Symptoms may be similar to those of compulsive gambling, but will only reveal themselves at certain times. Binge gamblers may appear to be in control as they can go weeks or months without any problems, but if something triggers them, the desire to gamble will take over.
Perhaps the first sign of a possible addiction, problem gamblers may not be entirely unable to control their impulses, but they may be doing things like chasing losses and lying to loved ones about their habit.
Types of Gambler
There are many different reasons why people gamble. Below are some of the most common types of gamblers and the motivations that drive them to gamble:
How to Help a Gambling Addict
If you or someone you care about is struggling with a gambling addiction, there is help! Whether you need someone talk to, help with your finances or anything else, we’ve compiled a list of resources to point you in the right direction. Visit our contact page for more information.
Your Gambling Addiction Questions Answered by a Recovering Addict

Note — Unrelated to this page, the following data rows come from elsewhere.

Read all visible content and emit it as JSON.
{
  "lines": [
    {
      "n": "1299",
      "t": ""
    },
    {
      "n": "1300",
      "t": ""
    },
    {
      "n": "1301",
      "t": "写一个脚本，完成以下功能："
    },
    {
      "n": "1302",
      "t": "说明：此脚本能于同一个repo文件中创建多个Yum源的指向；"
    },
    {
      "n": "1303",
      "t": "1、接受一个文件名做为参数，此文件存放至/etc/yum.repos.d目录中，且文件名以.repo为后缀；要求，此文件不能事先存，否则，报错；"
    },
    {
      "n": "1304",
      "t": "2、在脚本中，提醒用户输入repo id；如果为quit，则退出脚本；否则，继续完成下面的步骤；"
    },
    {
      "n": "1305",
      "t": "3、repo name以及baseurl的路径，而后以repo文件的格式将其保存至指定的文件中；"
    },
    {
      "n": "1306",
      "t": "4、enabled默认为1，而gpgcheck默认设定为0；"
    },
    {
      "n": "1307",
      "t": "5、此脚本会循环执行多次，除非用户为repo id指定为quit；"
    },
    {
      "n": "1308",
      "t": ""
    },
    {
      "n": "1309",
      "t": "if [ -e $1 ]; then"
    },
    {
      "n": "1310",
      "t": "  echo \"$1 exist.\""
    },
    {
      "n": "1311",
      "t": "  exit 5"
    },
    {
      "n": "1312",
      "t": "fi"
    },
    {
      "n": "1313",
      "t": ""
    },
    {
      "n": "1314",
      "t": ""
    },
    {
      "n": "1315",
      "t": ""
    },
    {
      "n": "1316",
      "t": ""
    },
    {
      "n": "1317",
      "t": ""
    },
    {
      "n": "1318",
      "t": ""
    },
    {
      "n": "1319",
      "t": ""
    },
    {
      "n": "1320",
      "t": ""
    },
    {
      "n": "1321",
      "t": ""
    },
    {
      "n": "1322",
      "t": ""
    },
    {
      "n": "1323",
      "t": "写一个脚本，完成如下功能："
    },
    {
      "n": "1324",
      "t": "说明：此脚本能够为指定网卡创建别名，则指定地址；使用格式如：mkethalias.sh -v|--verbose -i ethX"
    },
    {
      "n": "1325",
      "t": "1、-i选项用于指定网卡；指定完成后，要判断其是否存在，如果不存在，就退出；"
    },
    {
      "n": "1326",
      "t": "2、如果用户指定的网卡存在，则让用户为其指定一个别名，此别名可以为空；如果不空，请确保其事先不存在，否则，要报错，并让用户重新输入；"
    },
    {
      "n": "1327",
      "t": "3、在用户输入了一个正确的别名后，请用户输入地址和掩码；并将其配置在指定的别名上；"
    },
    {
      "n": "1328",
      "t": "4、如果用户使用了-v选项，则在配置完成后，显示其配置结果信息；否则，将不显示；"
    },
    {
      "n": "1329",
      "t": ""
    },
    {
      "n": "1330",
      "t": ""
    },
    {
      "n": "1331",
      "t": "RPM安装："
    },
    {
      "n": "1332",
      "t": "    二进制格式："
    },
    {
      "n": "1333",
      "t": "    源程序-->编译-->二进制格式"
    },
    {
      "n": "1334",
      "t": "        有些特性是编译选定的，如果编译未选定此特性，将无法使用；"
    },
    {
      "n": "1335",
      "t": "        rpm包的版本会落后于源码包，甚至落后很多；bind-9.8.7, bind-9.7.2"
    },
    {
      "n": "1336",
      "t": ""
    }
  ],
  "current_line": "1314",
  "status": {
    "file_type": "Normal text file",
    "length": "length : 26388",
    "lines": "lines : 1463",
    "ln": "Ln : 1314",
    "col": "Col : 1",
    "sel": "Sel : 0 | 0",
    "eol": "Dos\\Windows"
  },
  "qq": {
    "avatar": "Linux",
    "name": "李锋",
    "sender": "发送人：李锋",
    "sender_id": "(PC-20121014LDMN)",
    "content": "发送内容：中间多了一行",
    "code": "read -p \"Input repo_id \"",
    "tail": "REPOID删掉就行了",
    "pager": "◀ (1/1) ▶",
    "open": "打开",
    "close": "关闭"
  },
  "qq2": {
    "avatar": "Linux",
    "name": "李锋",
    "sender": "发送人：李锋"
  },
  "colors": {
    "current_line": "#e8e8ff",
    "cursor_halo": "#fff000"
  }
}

Catherine Townsend-Lyon is a best-selling author and gambling recovery advocate. As a recovering addict herself, she knows first-hand the struggles faced by problem gamblers. Here she answers some questions about her own story and offers some practical advice for anyone seeking help.
When did you first start gambling? What got you into it?
I don’t come from a family of gamblers, but I always enjoyed gambling with my girlfriends. We would go to Reno or the Indian Casinos a couple of times a year. It used to be a fun thing to do for an hour or so. Then I started going more often and I used gambling as an escape. It was a way to numb out childhood traumas and grief.
When did you notice it was becoming a problem? What were the signs?
I began gambling more, making higher bets, and soon all the signs were there. I would lie about why I was gone for so long. I missed family get-togethers. I’d call in sick to work if I was winning. I even ignored medical and dental appointments. The money problems led to arguments with my husband.
In 2002, I attempted suicide. I ended up being part of the statistics: 1 in 5 gambling addicts will attempt suicide. I had my first addiction crisis center stay and began treatment for gambling addiction.
How did gambling negatively affect you?
I began selling things of value, took out credit cards and payday loans my husband had no idea about. I threw us into a huge financial hole and lost most of my friends. I would argue with co-workers and even lost jobs over it. Eventually, after two failed suicide attempts, I was gambling with my life.
What did you do to overcome your addiction?
After my second failed suicide attempt in 2006, I started gambling addiction treatment in the Addiction Crisis Center for the second time. I finally surrendered to the fact that I would never be able to gamble responsibly. I had lost all control over my gambling to the point that it almost cost me my life.
I began in-patient treatment for 30-days and transitioned to outpatient for the next six months where I attended Gamblers Anonymous for many years. I had therapy to overcome the childhood trauma I was trying to numb, and I learned the process of forgiving and making amends. This new approach allowed me to slowly start paying off my debts.
To help myself better understand what gambling addiction had taken from me, I decided to write a memoir. Addicted to Dimes: Confessions of a Liar and a Cheat was published in 2013 and details how I became a gambling addict.
What advice do you have for someone else who may be struggling?
Don’t suffer in silence like I did. There is help available and there is no shame in reaching out for it. For those in the US, my website has a page of places I trust, and you can also find help on our Gambling Addiction and Treatment page
No matter what type of gambling problem you may have, there are many ways to help you get your life back. In my experience, gambling triggers and cravings only subside when you refrain from gambling. When you reach out for help, you will find your own ways to overcome these urges so you can start on your pathway to recovery.